Matthew Murphy's Post-Wombats Project Sounds a Lot Like the Wombats (And It's a Good Thing)

While UK anxiety-pop auteurs the Wombats are currently hibernating, frontman Matthew "Murph" Murphy goes it alone with a new band, a mess of deprecating new earworms, and revived energy.


The 100 Best Albums of the 2000s: 80-61

In this next segment of PopMatters' look back on the music of the 2000s, we examine works by British electronic pioneers, Americana legends, and Armenian metal provocateurs.


In the Tempest's Eye: An Interview with Surfer Blood

Surfer Blood's 2010 debut put them on the map, but their critical sizzle soon faded. After a 2017 comeback of sorts, the group's new record finds them expanding their sonic by revisiting their hometown with a surprising degree of reverence.


Artemis Is the Latest Jazz Supergroup

A Blue Note supergroup happens to be made up of women, exclusively. Artemis is an inconsistent outing, but it dazzles just often enough.


Horrors in the Closet: A Closet Full of Monsters

A closet full of monsters is a scary place where "straight people" can safely negotiate and articulate their fascination and/or dread of "difference" in sexuality.


'Wildflowers & All the Rest' Is Tom Petty's Masterpiece

Wildflowers is a masterpiece because Tom Petty was a good enough songwriter by that point to communicate exactly what was on his mind in the most devastating way possible.

Collapse Expand Reviews

Collapse Expand Features

PM Picks
Collapse Expand Pm Picks

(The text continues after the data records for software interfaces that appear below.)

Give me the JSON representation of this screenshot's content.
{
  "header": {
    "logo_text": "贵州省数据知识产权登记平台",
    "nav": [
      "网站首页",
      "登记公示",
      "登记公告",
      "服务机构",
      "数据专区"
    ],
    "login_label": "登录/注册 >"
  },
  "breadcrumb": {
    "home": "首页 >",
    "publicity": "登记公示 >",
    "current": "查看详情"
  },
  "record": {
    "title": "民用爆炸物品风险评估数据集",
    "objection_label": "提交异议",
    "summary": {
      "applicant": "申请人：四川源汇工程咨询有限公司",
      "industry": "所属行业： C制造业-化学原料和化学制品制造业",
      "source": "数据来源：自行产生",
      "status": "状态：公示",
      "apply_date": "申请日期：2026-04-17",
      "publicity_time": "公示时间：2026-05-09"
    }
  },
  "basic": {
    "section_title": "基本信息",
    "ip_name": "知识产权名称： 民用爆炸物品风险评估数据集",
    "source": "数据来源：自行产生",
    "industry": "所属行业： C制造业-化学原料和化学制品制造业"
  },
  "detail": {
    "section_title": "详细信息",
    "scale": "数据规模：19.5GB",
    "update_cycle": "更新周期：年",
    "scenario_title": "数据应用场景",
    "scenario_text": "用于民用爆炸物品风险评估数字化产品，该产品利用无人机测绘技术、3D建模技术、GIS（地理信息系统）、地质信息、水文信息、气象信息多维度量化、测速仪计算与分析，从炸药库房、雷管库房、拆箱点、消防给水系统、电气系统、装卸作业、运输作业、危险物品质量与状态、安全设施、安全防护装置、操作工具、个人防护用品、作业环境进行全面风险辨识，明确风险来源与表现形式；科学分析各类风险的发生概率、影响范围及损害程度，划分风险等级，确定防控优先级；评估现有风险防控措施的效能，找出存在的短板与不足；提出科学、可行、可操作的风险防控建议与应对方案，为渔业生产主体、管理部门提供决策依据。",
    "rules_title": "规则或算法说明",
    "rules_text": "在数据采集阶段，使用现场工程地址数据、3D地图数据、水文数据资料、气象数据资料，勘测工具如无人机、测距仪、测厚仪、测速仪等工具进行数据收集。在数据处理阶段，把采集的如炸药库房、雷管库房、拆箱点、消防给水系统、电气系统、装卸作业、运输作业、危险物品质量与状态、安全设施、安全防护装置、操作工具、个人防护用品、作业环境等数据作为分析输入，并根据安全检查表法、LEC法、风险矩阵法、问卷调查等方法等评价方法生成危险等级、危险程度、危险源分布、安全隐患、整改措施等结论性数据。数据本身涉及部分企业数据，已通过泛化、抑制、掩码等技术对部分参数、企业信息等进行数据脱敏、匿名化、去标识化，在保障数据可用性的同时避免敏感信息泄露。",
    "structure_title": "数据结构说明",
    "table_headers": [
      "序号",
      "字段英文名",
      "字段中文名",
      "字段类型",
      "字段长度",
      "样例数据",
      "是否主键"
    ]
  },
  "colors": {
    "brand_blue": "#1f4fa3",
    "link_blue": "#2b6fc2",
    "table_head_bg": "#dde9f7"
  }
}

© 1999-2020 PopMatters.com. All rights reserved.
PopMatters is wholly independent, women-owned and operated.